[Data records for software interfaces]
————

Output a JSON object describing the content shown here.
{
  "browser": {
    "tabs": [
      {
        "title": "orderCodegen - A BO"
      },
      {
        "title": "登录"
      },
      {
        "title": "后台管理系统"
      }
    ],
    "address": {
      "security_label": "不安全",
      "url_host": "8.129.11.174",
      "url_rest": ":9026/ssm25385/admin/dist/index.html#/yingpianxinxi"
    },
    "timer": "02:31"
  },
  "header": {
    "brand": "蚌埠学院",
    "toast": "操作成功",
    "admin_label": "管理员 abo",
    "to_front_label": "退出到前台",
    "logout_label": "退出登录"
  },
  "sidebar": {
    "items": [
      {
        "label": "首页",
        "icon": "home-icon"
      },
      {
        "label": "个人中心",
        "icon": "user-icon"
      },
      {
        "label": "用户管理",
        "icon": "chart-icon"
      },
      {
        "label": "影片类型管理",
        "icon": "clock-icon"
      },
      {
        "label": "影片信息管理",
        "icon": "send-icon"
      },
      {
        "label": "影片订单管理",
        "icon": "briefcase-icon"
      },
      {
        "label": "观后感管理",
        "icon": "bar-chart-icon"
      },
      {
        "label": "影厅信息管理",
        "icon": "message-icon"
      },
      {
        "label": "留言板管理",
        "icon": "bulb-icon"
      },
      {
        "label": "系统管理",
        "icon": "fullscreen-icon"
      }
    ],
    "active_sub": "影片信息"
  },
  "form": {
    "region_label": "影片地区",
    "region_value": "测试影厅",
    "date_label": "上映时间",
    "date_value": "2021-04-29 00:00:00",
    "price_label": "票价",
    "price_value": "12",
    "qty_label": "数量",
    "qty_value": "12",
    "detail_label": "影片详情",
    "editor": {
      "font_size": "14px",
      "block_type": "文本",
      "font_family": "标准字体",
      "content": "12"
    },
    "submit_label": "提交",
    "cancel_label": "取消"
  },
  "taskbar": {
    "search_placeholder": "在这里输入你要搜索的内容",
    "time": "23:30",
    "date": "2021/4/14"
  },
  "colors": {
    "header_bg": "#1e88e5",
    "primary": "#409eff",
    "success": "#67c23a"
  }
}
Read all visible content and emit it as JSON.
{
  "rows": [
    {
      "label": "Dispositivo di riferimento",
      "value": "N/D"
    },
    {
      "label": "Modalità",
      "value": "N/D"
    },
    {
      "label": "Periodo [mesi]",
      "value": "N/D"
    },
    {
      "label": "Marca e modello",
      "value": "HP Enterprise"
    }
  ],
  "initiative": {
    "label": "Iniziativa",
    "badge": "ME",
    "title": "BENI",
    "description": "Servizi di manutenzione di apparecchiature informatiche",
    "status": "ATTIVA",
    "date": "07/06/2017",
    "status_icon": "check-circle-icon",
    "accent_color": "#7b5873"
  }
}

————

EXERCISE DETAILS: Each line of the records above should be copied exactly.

RESPONSE TO THIS EXERCISE:
Output a JSON object describing the content shown here.
{
  "browser": {
    "tabs": [
      {
        "title": "orderCodegen - A BO"
      },
      {
        "title": "登录"
      },
      {
        "title": "后台管理系统"
      }
    ],
    "address": {
      "security_label": "不安全",
      "url_host": "8.129.11.174",
      "url_rest": ":9026/ssm25385/admin/dist/index.html#/yingpianxinxi"
    },
    "timer": "02:31"
  },
  "header": {
    "brand": "蚌埠学院",
    "toast": "操作成功",
    "admin_label": "管理员 abo",
    "to_front_label": "退出到前台",
    "logout_label": "退出登录"
  },
  "sidebar": {
    "items": [
      {
        "label": "首页",
        "icon": "home-icon"
      },
      {
        "label": "个人中心",
        "icon": "user-icon"
      },
      {
        "label": "用户管理",
        "icon": "chart-icon"
      },
      {
        "label": "影片类型管理",
        "icon": "clock-icon"
      },
      {
        "label": "影片信息管理",
        "icon": "send-icon"
      },
      {
        "label": "影片订单管理",
        "icon": "briefcase-icon"
      },
      {
        "label": "观后感管理",
        "icon": "bar-chart-icon"
      },
      {
        "label": "影厅信息管理",
        "icon": "message-icon"
      },
      {
        "label": "留言板管理",
        "icon": "bulb-icon"
      },
      {
        "label": "系统管理",
        "icon": "fullscreen-icon"
      }
    ],
    "active_sub": "影片信息"
  },
  "form": {
    "region_label": "影片地区",
    "region_value": "测试影厅",
    "date_label": "上映时间",
    "date_value": "2021-04-29 00:00:00",
    "price_label": "票价",
    "price_value": "12",
    "qty_label": "数量",
    "qty_value": "12",
    "detail_label": "影片详情",
    "editor": {
      "font_size": "14px",
      "block_type": "文本",
      "font_family": "标准字体",
      "content": "12"
    },
    "submit_label": "提交",
    "cancel_label": "取消"
  },
  "taskbar": {
    "search_placeholder": "在这里输入你要搜索的内容",
    "time": "23:30",
    "date": "2021/4/14"
  },
  "colors": {
    "header_bg": "#1e88e5",
    "primary": "#409eff",
    "success": "#67c23a"
  }
}
Read all visible content and emit it as JSON.
{
  "rows": [
    {
      "label": "Dispositivo di riferimento",
      "value": "N/D"
    },
    {
      "label": "Modalità",
      "value": "N/D"
    },
    {
      "label": "Periodo [mesi]",
      "value": "N/D"
    },
    {
      "label": "Marca e modello",
      "value": "HP Enterprise"
    }
  ],
  "initiative": {
    "label": "Iniziativa",
    "badge": "ME",
    "title": "BENI",
    "description": "Servizi di manutenzione di apparecchiature informatiche",
    "status": "ATTIVA",
    "date": "07/06/2017",
    "status_icon": "check-circle-icon",
    "accent_color": "#7b5873"
  }
}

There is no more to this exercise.